If an author is fretting about having created a Mary-Sue or Marty-Stu, then the chances are probably that she or he hasn’t. The attitude of a writer who has created a Mary-Sue is generally one of uncritical indulgence, like a bad parent. That type of unreflective writer can’t see why anyone could fail to admire his/her marvellous character. After all, s/he’s been given any number of outstanding traits, hasn’t s/he? She or he has been given all sorts of opportunities to glow (but has s/he been given any opportunities to grow?).
In my last post, I was talking about my new fledged writer friend being upset at the savagery of a one star review (though she felt a bit better when I showed some of the fine specimens I have come by). Readers of this blog might remember that the main criticism was that her book … Continue reading Cardboard Characters, Lovable, Rounded Characters, Larger Than Life Characters,and Mere Ciphers: How Sympathetic Must a Character Be to Keep You Reading?

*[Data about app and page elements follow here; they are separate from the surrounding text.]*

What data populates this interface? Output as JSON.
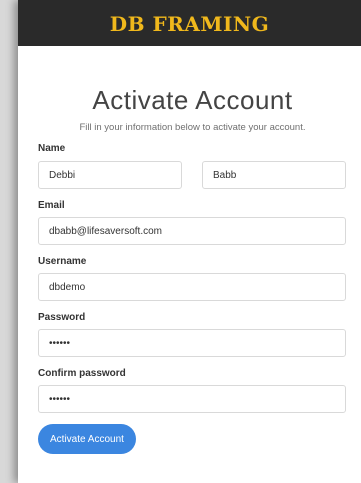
{
  "header": {
    "brand": "DB FRAMING"
  },
  "form": {
    "title": "Activate Account",
    "subtitle": "Fill in your information below to activate your account.",
    "name_label": "Name",
    "first_name_value": "Debbi",
    "last_name_value": "Babb",
    "email_label": "Email",
    "email_value": "dbabb@lifesaversoft.com",
    "username_label": "Username",
    "username_value": "dbdemo",
    "password_label": "Password",
    "password_value": "••••••",
    "confirm_password_label": "Confirm password",
    "confirm_password_value": "••••••",
    "submit_label": "Activate Account"
  },
  "colors": {
    "brand_bar": "#2a2a2a",
    "brand_text": "#f0b81c",
    "button": "#3b86e0"
  }
}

Laughs are at a premium these days, what with the pandemic still going on as a second Christmas approaches.That being so, I thought I’d use my recent renewed interest in personality disorders by subjecting some classic characters in fiction to a bit of the dreaded lay analysis.If this post gives a few readers a laugh, … Continue reading Characters in Classic Novels with Personality Disorders
Re-reading my favourite novel by Margaret Atwood, ‘Bodily Harm’, made me wonder, as I have done before, whether or not you have to identify strongly with the lead character to be really drawn in by a novel.I like the main character, Renny Wilford, well enough – I like her courage, and her detached, cool humour. … Continue reading What Makes a Reader Empathise with a Lead Character is Often an Indefinable Combination of Things
When writing tales of terror, it can be difficult to keep balanced along the thin line between the terrifying and the ludicrous – as I have commented in a previous post ‘The Thin Line Between the Gothic and the Absurd’. It is nearly as difficult at times to maintain that balance between drama and … Continue reading Drama and Melodrama in Some Classic Victorian Novels
In my last post, I wrote about the realistic – and fairly dismal – depiction of a governess’ life in the England of the first part of the nineteenth century to be found in Anne Bronte’s ‘Agnes Grey’ , and contrasted her dismal life with the wild and harrowing adventures that are Jane Eyre’s … Continue reading Some Thoughts on the Careers of Agnes Grey and Becky Sharp as Early Nineteenth Century Governesses
I first read HG Well’s ‘The Time Machine’ in my early twenties, more years ago than I care to admit. My impression of it then was that it was an intriguing but dated curiosity. Recently, reading a review of a Goodreads friend of mine, who was dismayed by the relationship between ‘The Time Traveller’ and … Continue reading Review of ‘The Time Machine’ by H G Wells: the First Time Travel Novel
In an earlier post, I discussed how Elizabeth Gaskell used a particular character type - suely largely based on her lost and beloved brother - the charming, brave, dashing and handsome sailor, three times, in slightly different variations. She used this character type possibly four times, if I count the returned sailor 'Poor Peter' in … Continue reading Plasticity,Recycled Characters and Beloved Brothers: Part One: Elizabeth Gaskell